[[ Entries provided, beginning ]]

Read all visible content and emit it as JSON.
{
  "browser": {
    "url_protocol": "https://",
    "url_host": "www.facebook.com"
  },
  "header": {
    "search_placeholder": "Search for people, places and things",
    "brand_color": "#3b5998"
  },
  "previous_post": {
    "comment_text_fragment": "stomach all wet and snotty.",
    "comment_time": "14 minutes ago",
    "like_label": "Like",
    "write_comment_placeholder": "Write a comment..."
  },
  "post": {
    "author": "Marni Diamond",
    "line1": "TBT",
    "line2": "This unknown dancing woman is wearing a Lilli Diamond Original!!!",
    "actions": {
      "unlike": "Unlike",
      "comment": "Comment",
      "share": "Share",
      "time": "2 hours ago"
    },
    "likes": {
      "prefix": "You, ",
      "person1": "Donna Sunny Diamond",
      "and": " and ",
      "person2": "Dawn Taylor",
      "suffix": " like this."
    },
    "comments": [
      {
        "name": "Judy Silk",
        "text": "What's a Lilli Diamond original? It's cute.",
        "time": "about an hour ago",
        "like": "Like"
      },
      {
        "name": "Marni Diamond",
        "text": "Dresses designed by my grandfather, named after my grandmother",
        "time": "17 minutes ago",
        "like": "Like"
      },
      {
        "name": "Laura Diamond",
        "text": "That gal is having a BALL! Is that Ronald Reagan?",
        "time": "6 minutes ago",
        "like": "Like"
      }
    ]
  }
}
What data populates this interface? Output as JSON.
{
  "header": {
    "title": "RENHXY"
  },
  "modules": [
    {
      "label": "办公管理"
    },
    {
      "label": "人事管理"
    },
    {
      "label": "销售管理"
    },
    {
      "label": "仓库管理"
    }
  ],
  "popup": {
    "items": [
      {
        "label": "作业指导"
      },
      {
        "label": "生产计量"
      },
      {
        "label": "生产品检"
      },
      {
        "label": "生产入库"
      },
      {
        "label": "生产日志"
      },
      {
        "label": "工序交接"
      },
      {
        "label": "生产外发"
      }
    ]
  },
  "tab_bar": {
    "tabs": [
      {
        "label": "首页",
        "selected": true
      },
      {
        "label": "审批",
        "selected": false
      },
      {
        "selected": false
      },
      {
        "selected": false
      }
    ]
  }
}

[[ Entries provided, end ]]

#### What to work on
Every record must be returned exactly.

#### Response to this task
Read all visible content and emit it as JSON.
{
  "browser": {
    "url_protocol": "https://",
    "url_host": "www.facebook.com"
  },
  "header": {
    "search_placeholder": "Search for people, places and things",
    "brand_color": "#3b5998"
  },
  "previous_post": {
    "comment_text_fragment": "stomach all wet and snotty.",
    "comment_time": "14 minutes ago",
    "like_label": "Like",
    "write_comment_placeholder": "Write a comment..."
  },
  "post": {
    "author": "Marni Diamond",
    "line1": "TBT",
    "line2": "This unknown dancing woman is wearing a Lilli Diamond Original!!!",
    "actions": {
      "unlike": "Unlike",
      "comment": "Comment",
      "share": "Share",
      "time": "2 hours ago"
    },
    "likes": {
      "prefix": "You, ",
      "person1": "Donna Sunny Diamond",
      "and": " and ",
      "person2": "Dawn Taylor",
      "suffix": " like this."
    },
    "comments": [
      {
        "name": "Judy Silk",
        "text": "What's a Lilli Diamond original? It's cute.",
        "time": "about an hour ago",
        "like": "Like"
      },
      {
        "name": "Marni Diamond",
        "text": "Dresses designed by my grandfather, named after my grandmother",
        "time": "17 minutes ago",
        "like": "Like"
      },
      {
        "name": "Laura Diamond",
        "text": "That gal is having a BALL! Is that Ronald Reagan?",
        "time": "6 minutes ago",
        "like": "Like"
      }
    ]
  }
}
What data populates this interface? Output as JSON.
{
  "header": {
    "title": "RENHXY"
  },
  "modules": [
    {
      "label": "办公管理"
    },
    {
      "label": "人事管理"
    },
    {
      "label": "销售管理"
    },
    {
      "label": "仓库管理"
    }
  ],
  "popup": {
    "items": [
      {
        "label": "作业指导"
      },
      {
        "label": "生产计量"
      },
      {
        "label": "生产品检"
      },
      {
        "label": "生产入库"
      },
      {
        "label": "生产日志"
      },
      {
        "label": "工序交接"
      },
      {
        "label": "生产外发"
      }
    ]
  },
  "tab_bar": {
    "tabs": [
      {
        "label": "首页",
        "selected": true
      },
      {
        "label": "审批",
        "selected": false
      },
      {
        "selected": false
      },
      {
        "selected": false
      }
    ]
  }
}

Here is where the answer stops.